- Other uses such as citrus, row crops, sugarcane, swine, and aquaculture will be reviewed on a case by case basis.
Common Misconceptions About Agricultural Classification and Code Enforcement
I have agricultural classification on my property and I want to build an outbuilding. Do I need to pull a permit?
- Permitting is the jurisdiction of the Martin County Building Department. For more information, please call (772) 288-5916, or visit their website at www.martin.fl.us.
I built a barn on my property and my taxes increased. Why?
- Agricultural classification applies to land only. It does not apply to improvements on the land, including non-residential farm buildings such as barns and stables. The market value of these improvements will be added to the tax roll.
I really need to start building on my property right away. Can you go ahead and approve my application for agricultural classification?
- January 1st of each year is the statutory assessment date. Therefore, the property must be in bona fide commercial agricultural use, or reasonable effort must have been made and continues to be made, on this date. The Property Appraiser cannot pre-approve agricultural use classifications. The granting of all or part of an application for agricultural classification is made only after all relevant information on the parcel has been analyzed by the Property Appraiser.
I need to get my property use code changed to “ag exempt” so I can keep my chickens (or other personal farm pets)
- Agricultural classification is for land used primarily for “bona fide commercial agricultural purposes." Bona fide commercial agricultural purposes means good faith, commercial agricultural use of the land with the intent of earning a profit (personal uses or hobbies do not qualify).
- If your land is being used for commercial agricultural purposes, you are encouraged to apply for agricultural classification.

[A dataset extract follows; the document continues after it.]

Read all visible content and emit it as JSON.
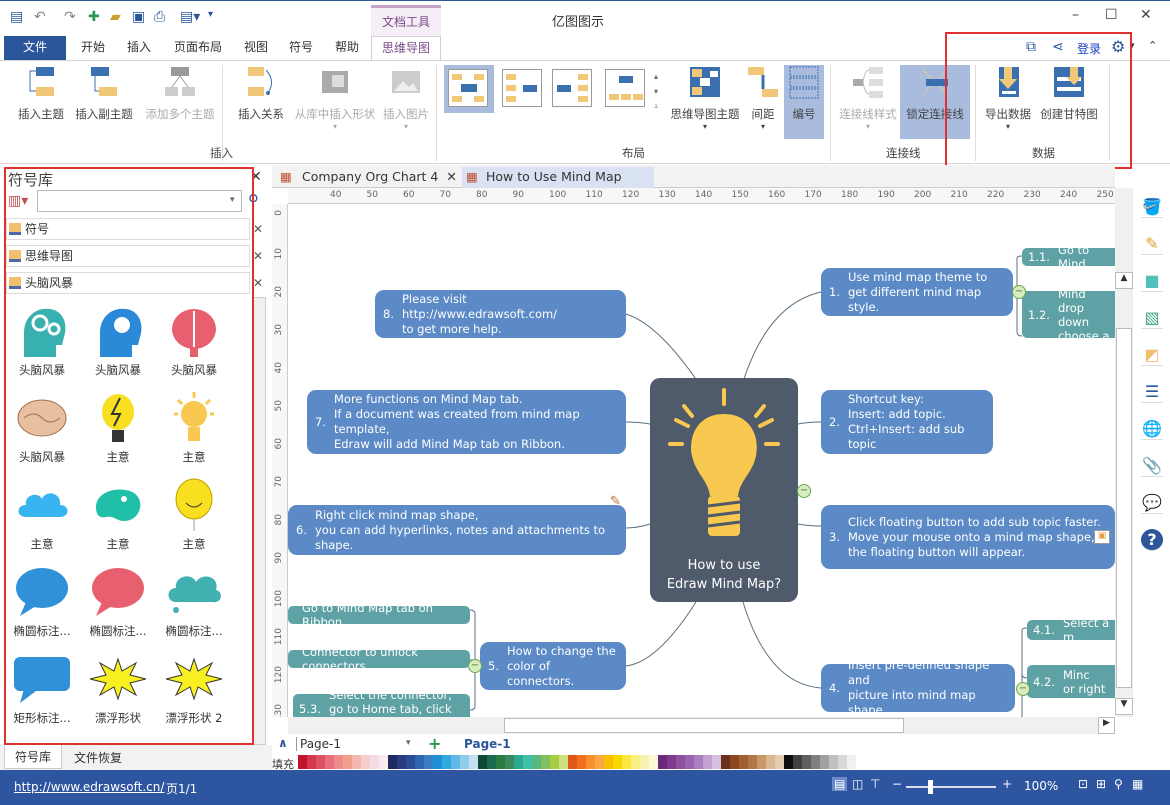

- Only the acreage that is actually used for the agricultural operation can be classified. The classification does not blanket your entire property.
- Agricultural property use codes are assigned by the Property Appraiser to parcels that have been approved for agricultural classification.
- Zoning and future land use designations are not related to agricultural classification. These designations, as well as subdivision or neighborhood restrictions, determine the legal uses of your property.
While specific, these are only guidelines. The granting of all or part of an application for agricultural classification is made only after all relevant information on the parcel has been analyzed by the Property Appraiser.